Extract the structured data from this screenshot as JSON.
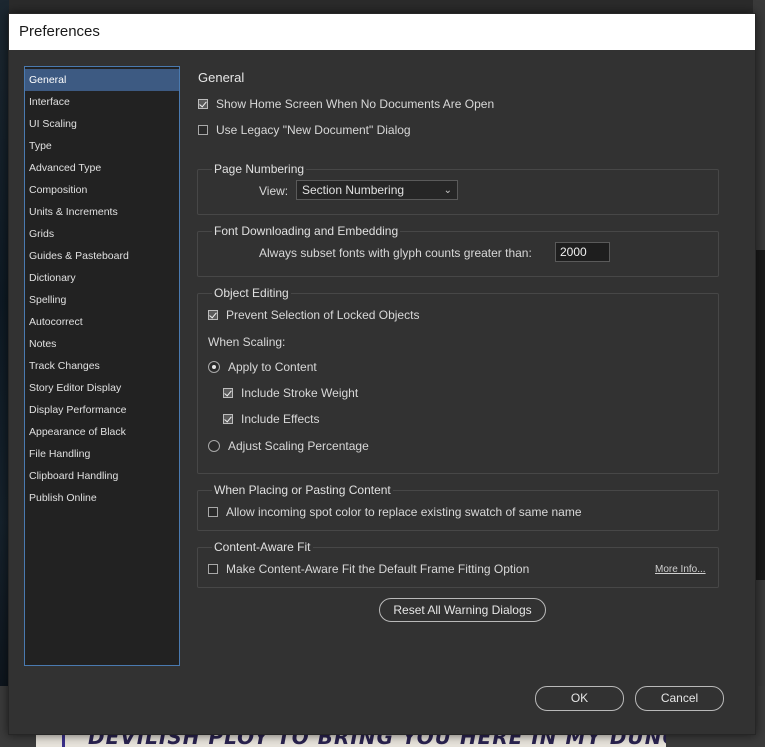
{
  "window": {
    "title": "Preferences"
  },
  "background": {
    "comic_text": "DEVILISH PLOY TO BRING YOU HERE IN MY DUNGEON!"
  },
  "sidebar": {
    "items": [
      {
        "label": "General"
      },
      {
        "label": "Interface"
      },
      {
        "label": "UI Scaling"
      },
      {
        "label": "Type"
      },
      {
        "label": "Advanced Type"
      },
      {
        "label": "Composition"
      },
      {
        "label": "Units & Increments"
      },
      {
        "label": "Grids"
      },
      {
        "label": "Guides & Pasteboard"
      },
      {
        "label": "Dictionary"
      },
      {
        "label": "Spelling"
      },
      {
        "label": "Autocorrect"
      },
      {
        "label": "Notes"
      },
      {
        "label": "Track Changes"
      },
      {
        "label": "Story Editor Display"
      },
      {
        "label": "Display Performance"
      },
      {
        "label": "Appearance of Black"
      },
      {
        "label": "File Handling"
      },
      {
        "label": "Clipboard Handling"
      },
      {
        "label": "Publish Online"
      }
    ],
    "selected": "General"
  },
  "general": {
    "heading": "General",
    "show_home_screen": {
      "label": "Show Home Screen When No Documents Are Open",
      "checked": true
    },
    "use_legacy_new_doc": {
      "label": "Use Legacy \"New Document\" Dialog",
      "checked": false
    }
  },
  "page_numbering": {
    "legend": "Page Numbering",
    "view_label": "View:",
    "view_value": "Section Numbering"
  },
  "font_downloading": {
    "legend": "Font Downloading and Embedding",
    "subset_label": "Always subset fonts with glyph counts greater than:",
    "subset_value": "2000"
  },
  "object_editing": {
    "legend": "Object Editing",
    "prevent_selection": {
      "label": "Prevent Selection of Locked Objects",
      "checked": true
    },
    "when_scaling_label": "When Scaling:",
    "apply_to_content": {
      "label": "Apply to Content",
      "selected": true
    },
    "include_stroke_weight": {
      "label": "Include Stroke Weight",
      "checked": true
    },
    "include_effects": {
      "label": "Include Effects",
      "checked": true
    },
    "adjust_scaling": {
      "label": "Adjust Scaling Percentage",
      "selected": false
    }
  },
  "placing": {
    "legend": "When Placing or Pasting Content",
    "spot_color": {
      "label": "Allow incoming spot color to replace existing swatch of same name",
      "checked": false
    }
  },
  "content_aware": {
    "legend": "Content-Aware Fit",
    "default_option": {
      "label": "Make Content-Aware Fit the Default Frame Fitting Option",
      "checked": false
    },
    "more_info": "More Info..."
  },
  "buttons": {
    "reset_warnings": "Reset All Warning Dialogs",
    "ok": "OK",
    "cancel": "Cancel"
  },
  "colors": {
    "dialog_bg": "#323232",
    "sidebar_bg": "#222222",
    "selection": "#3d5a82",
    "sidebar_border": "#4a7ab0"
  }
}
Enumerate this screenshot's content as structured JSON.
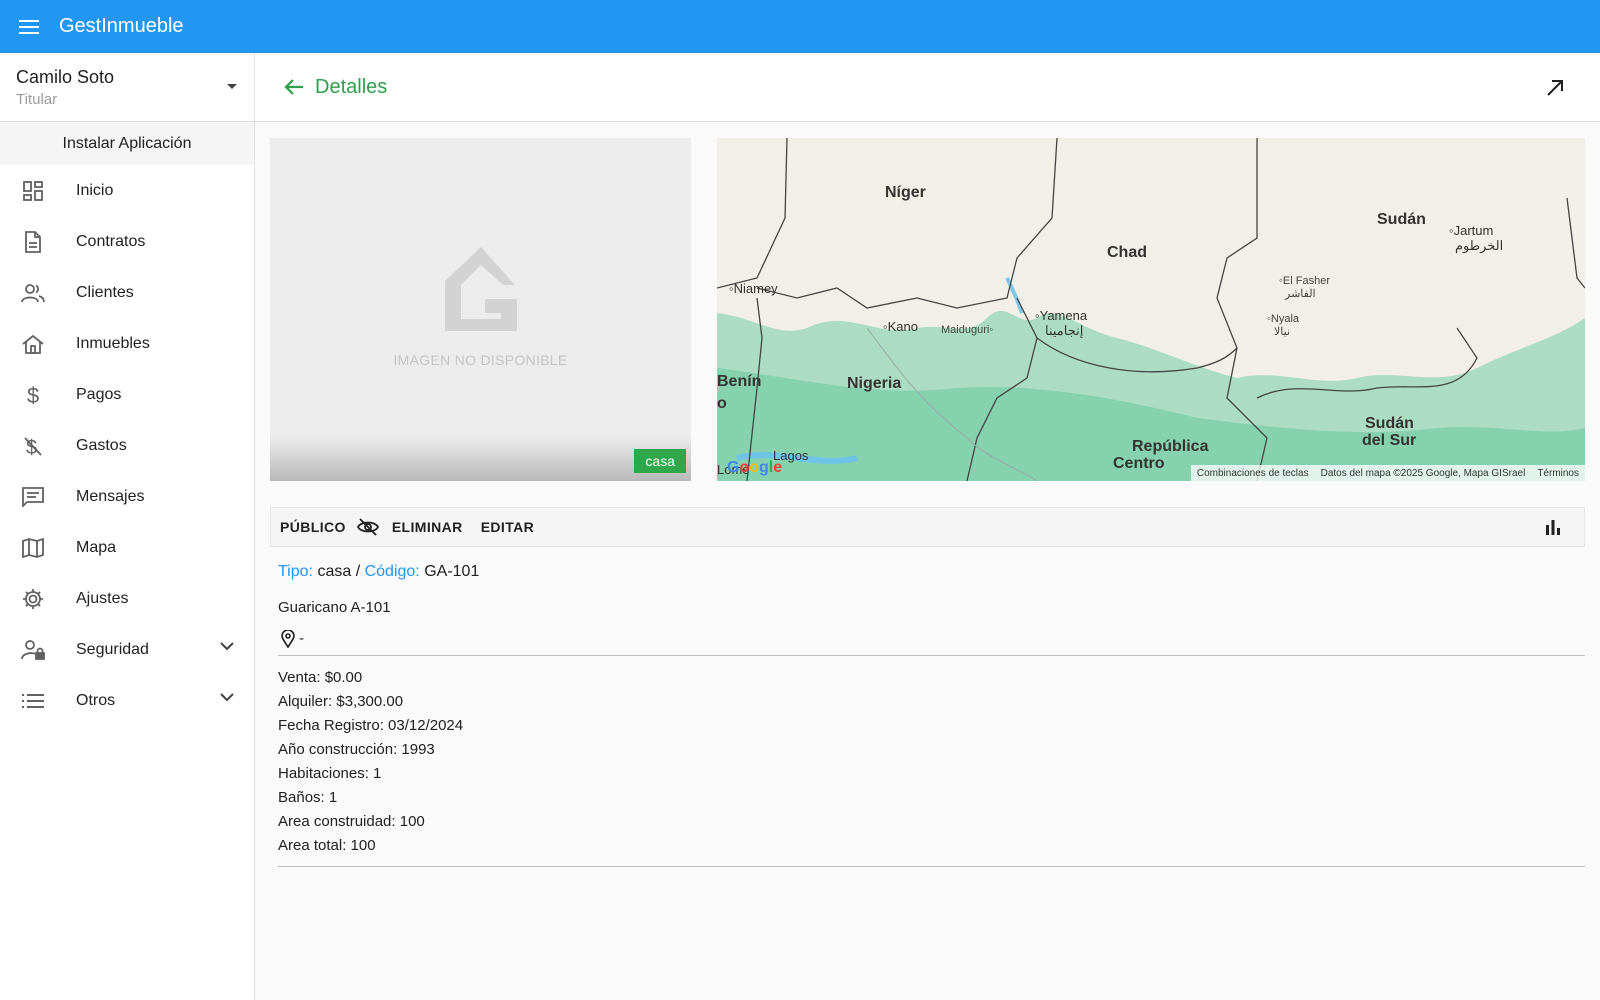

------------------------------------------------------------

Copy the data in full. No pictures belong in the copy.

- _RESULT_:
Extract the structured data from this screenshot as JSON.
{
  "window": {
    "title": "Preferences"
  },
  "background": {
    "comic_text": "DEVILISH PLOY TO BRING YOU HERE IN MY DUNGEON!"
  },
  "sidebar": {
    "items": [
      {
        "label": "General"
      },
      {
        "label": "Interface"
      },
      {
        "label": "UI Scaling"
      },
      {
        "label": "Type"
      },
      {
        "label": "Advanced Type"
      },
      {
        "label": "Composition"
      },
      {
        "label": "Units & Increments"
      },
      {
        "label": "Grids"
      },
      {
        "label": "Guides & Pasteboard"
      },
      {
        "label": "Dictionary"
      },
      {
        "label": "Spelling"
      },
      {
        "label": "Autocorrect"
      },
      {
        "label": "Notes"
      },
      {
        "label": "Track Changes"
      },
      {
        "label": "Story Editor Display"
      },
      {
        "label": "Display Performance"
      },
      {
        "label": "Appearance of Black"
      },
      {
        "label": "File Handling"
      },
      {
        "label": "Clipboard Handling"
      },
      {
        "label": "Publish Online"
      }
    ],
    "selected": "General"
  },
  "general": {
    "heading": "General",
    "show_home_screen": {
      "label": "Show Home Screen When No Documents Are Open",
      "checked": true
    },
    "use_legacy_new_doc": {
      "label": "Use Legacy \"New Document\" Dialog",
      "checked": false
    }
  },
  "page_numbering": {
    "legend": "Page Numbering",
    "view_label": "View:",
    "view_value": "Section Numbering"
  },
  "font_downloading": {
    "legend": "Font Downloading and Embedding",
    "subset_label": "Always subset fonts with glyph counts greater than:",
    "subset_value": "2000"
  },
  "object_editing": {
    "legend": "Object Editing",
    "prevent_selection": {
      "label": "Prevent Selection of Locked Objects",
      "checked": true
    },
    "when_scaling_label": "When Scaling:",
    "apply_to_content": {
      "label": "Apply to Content",
      "selected": true
    },
    "include_stroke_weight": {
      "label": "Include Stroke Weight",
      "checked": true
    },
    "include_effects": {
      "label": "Include Effects",
      "checked": true
    },
    "adjust_scaling": {
      "label": "Adjust Scaling Percentage",
      "selected": false
    }
  },
  "placing": {
    "legend": "When Placing or Pasting Content",
    "spot_color": {
      "label": "Allow incoming spot color to replace existing swatch of same name",
      "checked": false
    }
  },
  "content_aware": {
    "legend": "Content-Aware Fit",
    "default_option": {
      "label": "Make Content-Aware Fit the Default Frame Fitting Option",
      "checked": false
    },
    "more_info": "More Info..."
  },
  "buttons": {
    "reset_warnings": "Reset All Warning Dialogs",
    "ok": "OK",
    "cancel": "Cancel"
  },
  "colors": {
    "dialog_bg": "#323232",
    "sidebar_bg": "#222222",
    "selection": "#3d5a82",
    "sidebar_border": "#4a7ab0"
  }
}
Enumerate this screenshot's content as structured JSON.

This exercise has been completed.